Top of DATA SHOWN
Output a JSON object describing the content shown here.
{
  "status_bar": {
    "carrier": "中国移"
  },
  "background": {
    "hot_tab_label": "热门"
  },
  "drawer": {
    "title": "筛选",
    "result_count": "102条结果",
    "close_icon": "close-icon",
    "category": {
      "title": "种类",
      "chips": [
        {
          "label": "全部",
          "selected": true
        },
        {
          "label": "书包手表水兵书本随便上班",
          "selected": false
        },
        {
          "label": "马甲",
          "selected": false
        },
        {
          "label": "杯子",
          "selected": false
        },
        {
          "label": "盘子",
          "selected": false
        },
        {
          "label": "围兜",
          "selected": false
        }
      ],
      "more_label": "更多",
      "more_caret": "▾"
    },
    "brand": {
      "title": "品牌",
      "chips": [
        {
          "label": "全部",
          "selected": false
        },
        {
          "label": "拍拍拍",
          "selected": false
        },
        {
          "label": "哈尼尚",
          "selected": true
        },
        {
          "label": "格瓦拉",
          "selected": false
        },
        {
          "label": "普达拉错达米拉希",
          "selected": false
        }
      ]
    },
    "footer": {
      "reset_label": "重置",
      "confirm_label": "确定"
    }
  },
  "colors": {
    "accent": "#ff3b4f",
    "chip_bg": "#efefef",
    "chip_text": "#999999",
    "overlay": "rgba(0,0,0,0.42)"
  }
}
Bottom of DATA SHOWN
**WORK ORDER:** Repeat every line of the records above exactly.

**EXPECTED ANSWER:**
Output a JSON object describing the content shown here.
{
  "status_bar": {
    "carrier": "中国移"
  },
  "background": {
    "hot_tab_label": "热门"
  },
  "drawer": {
    "title": "筛选",
    "result_count": "102条结果",
    "close_icon": "close-icon",
    "category": {
      "title": "种类",
      "chips": [
        {
          "label": "全部",
          "selected": true
        },
        {
          "label": "书包手表水兵书本随便上班",
          "selected": false
        },
        {
          "label": "马甲",
          "selected": false
        },
        {
          "label": "杯子",
          "selected": false
        },
        {
          "label": "盘子",
          "selected": false
        },
        {
          "label": "围兜",
          "selected": false
        }
      ],
      "more_label": "更多",
      "more_caret": "▾"
    },
    "brand": {
      "title": "品牌",
      "chips": [
        {
          "label": "全部",
          "selected": false
        },
        {
          "label": "拍拍拍",
          "selected": false
        },
        {
          "label": "哈尼尚",
          "selected": true
        },
        {
          "label": "格瓦拉",
          "selected": false
        },
        {
          "label": "普达拉错达米拉希",
          "selected": false
        }
      ]
    },
    "footer": {
      "reset_label": "重置",
      "confirm_label": "确定"
    }
  },
  "colors": {
    "accent": "#ff3b4f",
    "chip_bg": "#efefef",
    "chip_text": "#999999",
    "overlay": "rgba(0,0,0,0.42)"
  }
}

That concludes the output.